Emergency On Board: Woman Sits Next to Her Deceased Boyfriend for Nine Hours
Last week we wrote about the dangers of travelling with a sick or injured patient and no professional medical care. Shortly after we posted that blog, Can’t I Just Take My Sick/Injured Loved One on a Plane Myself? a friend sent me a link to a news article about a man who passed away on a flight from Singapore to New Zealand. For now, the story is that the man choked on a piece of beef, though his father said that he had a heart condition – which could well have contributed to or even caused his death.
There’s not really a “moral” to the story here – except for a congenital heart defect that the man, Robert Rippingale, had corrected in surgery at age 6 – it appears as if he was a healthy young man. While we always recommend that travelers with medical problems at least consider a commercial air medical escort or air ambulance, there’s no reason why otherwise healthy people would fly with professional medical support.
The story reminds me of how important it is that we all know how to properly perform the Heimlich maneuver. As a commenter on one article about the incident asked, “What happened to the Heimlich maneuver? Doesn't everyone know how to do this?” I thought so; I learned it in middle school – long before I was interested in becoming a paramedic.
According to news reports “A doctor and two nurses who were on-board the flight rushed to Rippingale's aid and performed CPR but couldn't save him.” We don’t know exactly what interventions the doctor and nurses performed on the man, or how long he had been choking before they got to him.
While medical professionals did respond (they don’t always in these circumstances) I haven’t heard yet what kind of doctor or nurses they were. A podiatrist is a doctor but has a very different skill set than a trauma surgeon, for example. Ditto for the nurses. That is not at all intended to disparage their service – again, a lot of medical professionals stay in their seats when calls for help are issued – it’s simply to say that they may not have the specialty medical training required for optimal response in an emergency situation.
Some airlines have their employees participate in MedAire’s medical training and equipment program. I’m not sure if this airline, Jetstar, does or not. MedAire provides medical training and support services to commercial airlines. If flight crew were trained by MedAire they would likely learn the basics of treating an airway obstruction: Heimlich maneuver, attempt to ventilate, attempt to suction or visualize (laryngoscope and suction or Magill's forceps). If that fails, and there happens to be an emergency physician or critical care paramedic or nurse on board, they might try a cricothyrotomy (putting a hole in the trachea just below the larynx with a scalpel or knife) – a procedure one local Arizona physician once performed on a plane.

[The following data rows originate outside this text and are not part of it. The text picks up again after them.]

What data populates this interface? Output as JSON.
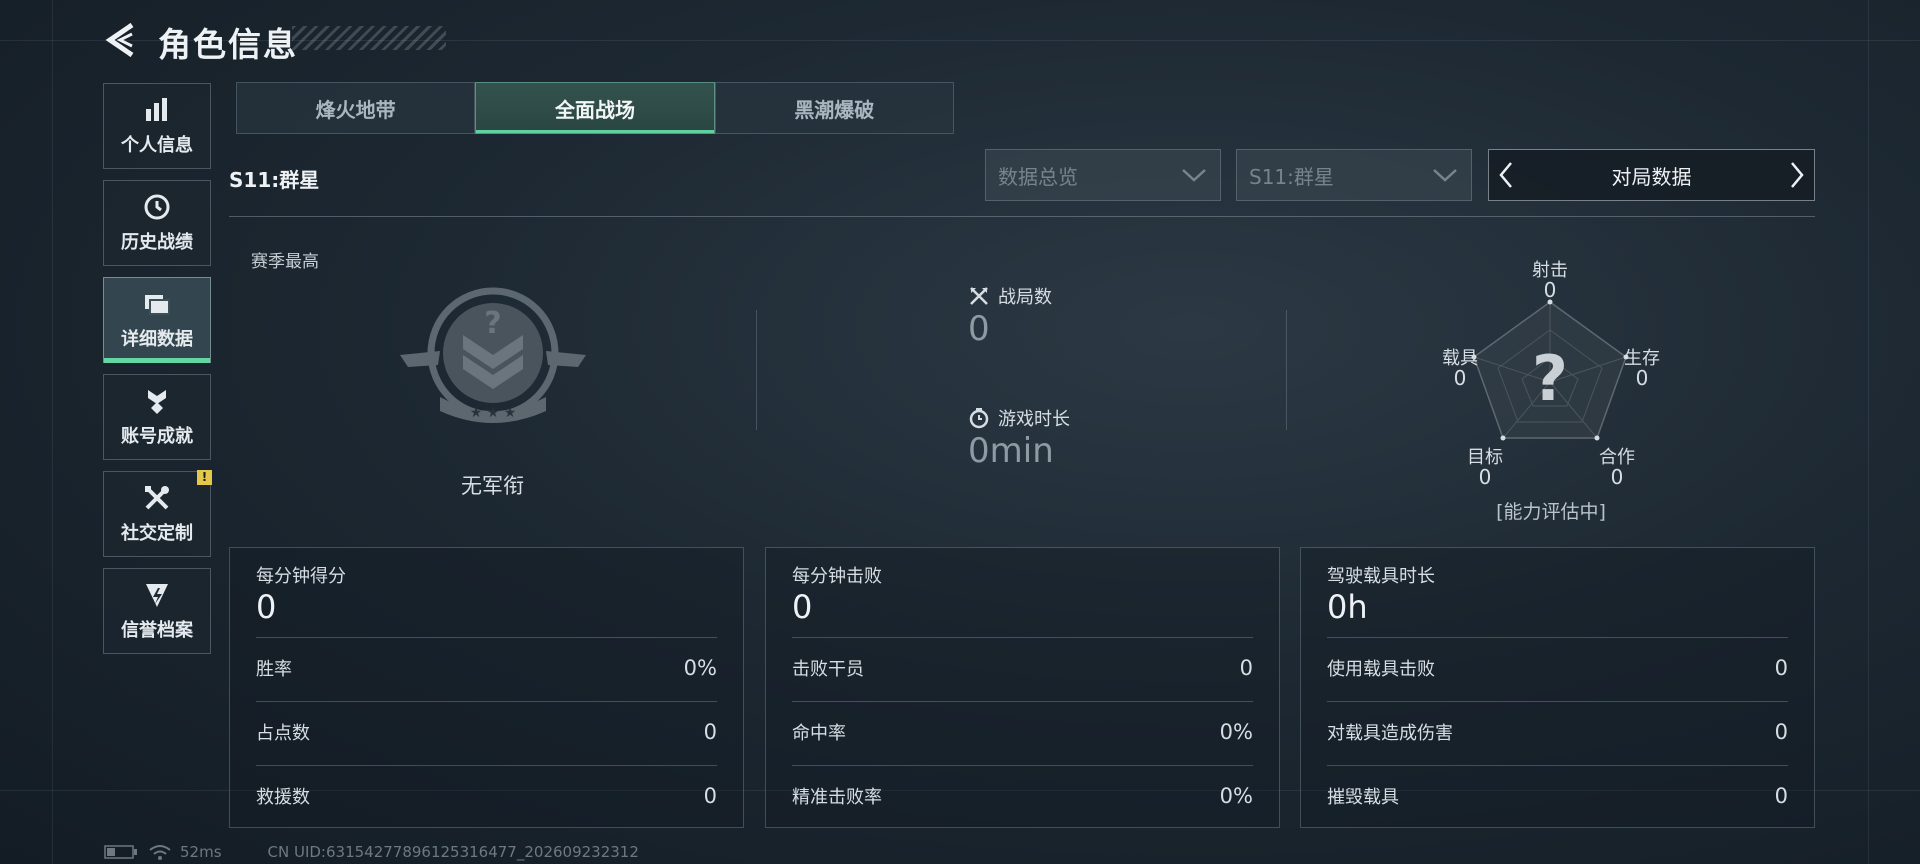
{
  "header": {
    "title": "角色信息"
  },
  "sidebar": {
    "items": [
      {
        "label": "个人信息",
        "icon": "bar-chart-icon"
      },
      {
        "label": "历史战绩",
        "icon": "history-icon"
      },
      {
        "label": "详细数据",
        "icon": "folder-icon",
        "active": true
      },
      {
        "label": "账号成就",
        "icon": "achievement-icon"
      },
      {
        "label": "社交定制",
        "icon": "tools-icon",
        "badge": "!"
      },
      {
        "label": "信誉档案",
        "icon": "credit-icon"
      }
    ]
  },
  "tabs": [
    {
      "label": "烽火地带"
    },
    {
      "label": "全面战场",
      "active": true
    },
    {
      "label": "黑潮爆破"
    }
  ],
  "season": {
    "label": "S11:群星"
  },
  "filters": {
    "data_view": "数据总览",
    "season": "S11:群星",
    "pager_label": "对局数据"
  },
  "season_best": {
    "label": "赛季最高",
    "rank": "无军衔"
  },
  "stats": {
    "matches_label": "战局数",
    "matches_value": "0",
    "playtime_label": "游戏时长",
    "playtime_value": "0min"
  },
  "radar": {
    "status": "[能力评估中]",
    "axes": [
      {
        "label": "射击",
        "value": "0"
      },
      {
        "label": "生存",
        "value": "0"
      },
      {
        "label": "合作",
        "value": "0"
      },
      {
        "label": "目标",
        "value": "0"
      },
      {
        "label": "载具",
        "value": "0"
      }
    ]
  },
  "panels": [
    {
      "title": "每分钟得分",
      "value": "0",
      "rows": [
        {
          "label": "胜率",
          "value": "0%"
        },
        {
          "label": "占点数",
          "value": "0"
        },
        {
          "label": "救援数",
          "value": "0"
        }
      ]
    },
    {
      "title": "每分钟击败",
      "value": "0",
      "rows": [
        {
          "label": "击败干员",
          "value": "0"
        },
        {
          "label": "命中率",
          "value": "0%"
        },
        {
          "label": "精准击败率",
          "value": "0%"
        }
      ]
    },
    {
      "title": "驾驶载具时长",
      "value": "0h",
      "rows": [
        {
          "label": "使用载具击败",
          "value": "0"
        },
        {
          "label": "对载具造成伤害",
          "value": "0"
        },
        {
          "label": "摧毁载具",
          "value": "0"
        }
      ]
    }
  ],
  "footer": {
    "ping": "52ms",
    "uid": "CN UID:631542778961253164​77_202609232312"
  },
  "colors": {
    "accent": "#63d6a2",
    "badge": "#e3c84a"
  }
}
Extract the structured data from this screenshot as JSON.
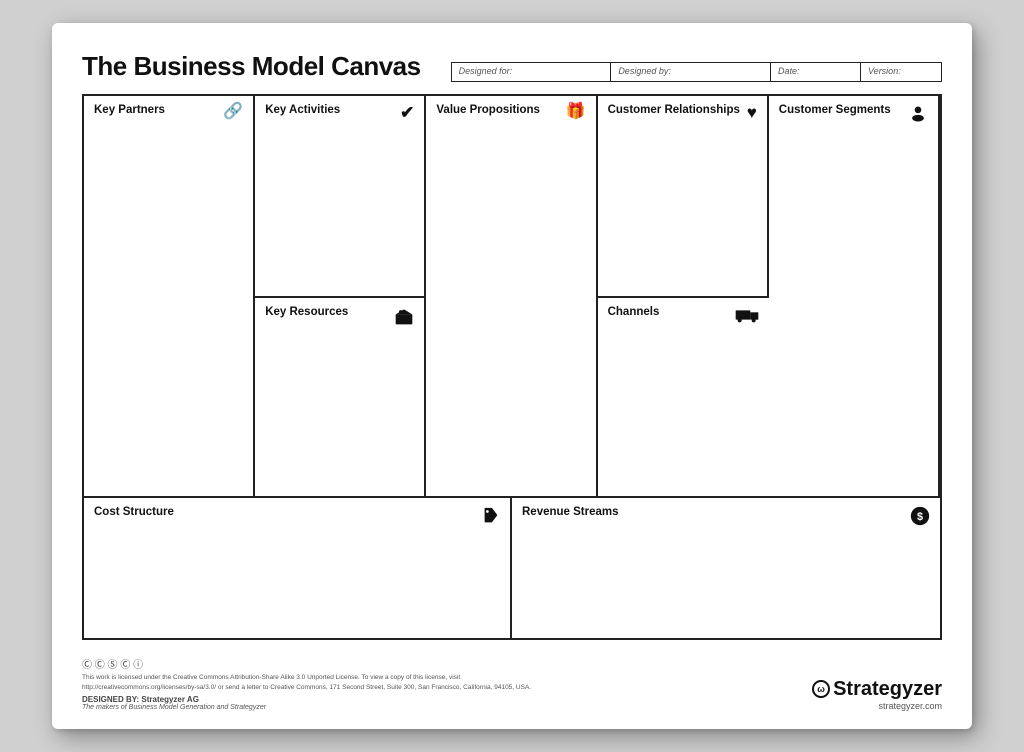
{
  "title": "The Business Model Canvas",
  "header": {
    "designed_for_label": "Designed for:",
    "designed_by_label": "Designed by:",
    "date_label": "Date:",
    "version_label": "Version:"
  },
  "cells": {
    "key_partners": {
      "title": "Key Partners",
      "icon": "🔗"
    },
    "key_activities": {
      "title": "Key Activities",
      "icon": "✔"
    },
    "key_resources": {
      "title": "Key Resources",
      "icon": "🏭"
    },
    "value_propositions": {
      "title": "Value Propositions",
      "icon": "🎁"
    },
    "customer_relationships": {
      "title": "Customer Relationships",
      "icon": "♥"
    },
    "channels": {
      "title": "Channels",
      "icon": "🚚"
    },
    "customer_segments": {
      "title": "Customer Segments",
      "icon": "👤"
    },
    "cost_structure": {
      "title": "Cost Structure",
      "icon": "🏷"
    },
    "revenue_streams": {
      "title": "Revenue Streams",
      "icon": "💲"
    }
  },
  "footer": {
    "cc_text": "This work is licensed under the Creative Commons Attribution-Share Alike 3.0 Unported License. To view a copy of this license, visit http://creativecommons.org/licenses/by-sa/3.0/ or send a letter to Creative Commons, 171 Second Street, Suite 300, San Francisco, California, 94105, USA.",
    "designed_by": "Strategyzer AG",
    "tagline": "The makers of Business Model Generation and Strategyzer",
    "brand_name": "Strategyzer",
    "brand_url": "strategyzer.com"
  }
}
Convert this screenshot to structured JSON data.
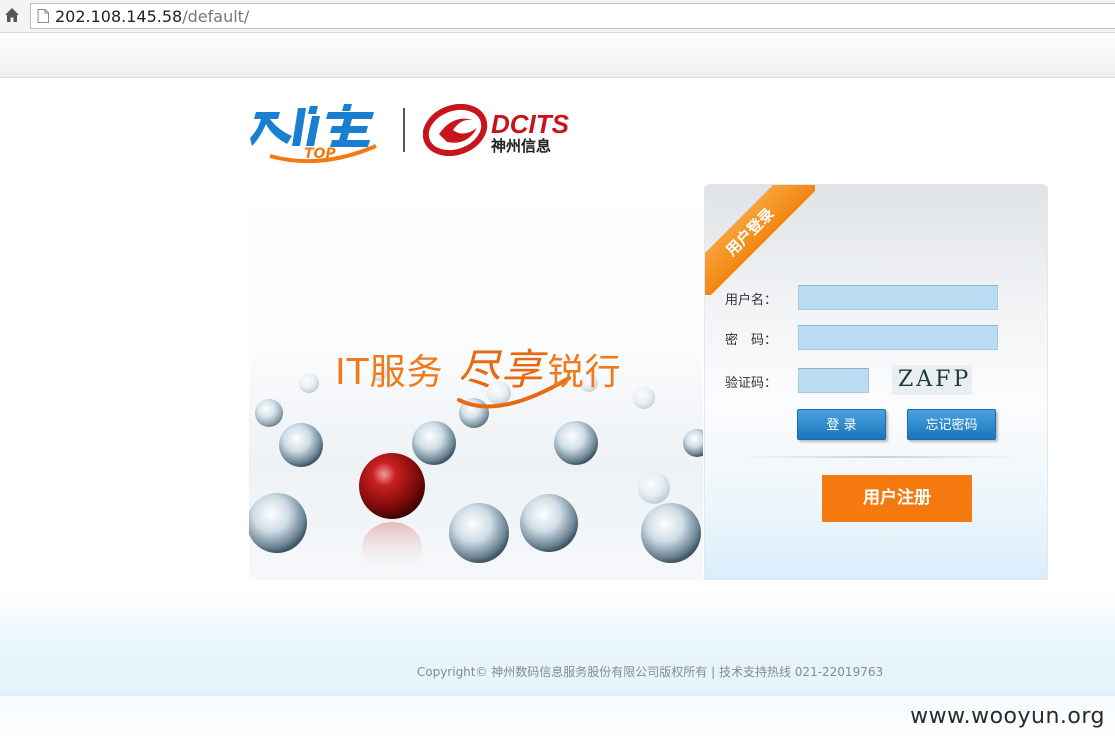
{
  "browser": {
    "url_host": "202.108.145.58",
    "url_path": "/default/"
  },
  "brand": {
    "logo_left_text": "TOP",
    "logo_right_en": "DCITS",
    "logo_right_cn": "神州信息"
  },
  "banner": {
    "slogan_part1": "IT服务",
    "slogan_script": "尽享",
    "slogan_part2": "锐行"
  },
  "login": {
    "ribbon_label": "用户登录",
    "username_label": "用户名：",
    "password_label": "密　码：",
    "captcha_label": "验证码：",
    "captcha_text": "ZAFP",
    "username_value": "",
    "password_value": "",
    "captcha_value": "",
    "login_button": "登 录",
    "forgot_button": "忘记密码",
    "register_button": "用户注册"
  },
  "footer": {
    "copyright": "Copyright© 神州数码信息服务股份有限公司版权所有 | 技术支持热线 021-22019763",
    "watermark": "www.wooyun.org"
  },
  "colors": {
    "accent_orange": "#f47a10",
    "button_blue": "#1b74bd",
    "input_blue": "#b9dcf2"
  }
}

While I think this should serve as a reminder to refresh our CPR certifications (which include the Heimlich maneuver), at the end of the day this was probably one of those circumstances that unfortunately happen and can’t really be avoided. Our hearts go out to the young man’s girlfriend, who was with him on the flight, and to his family.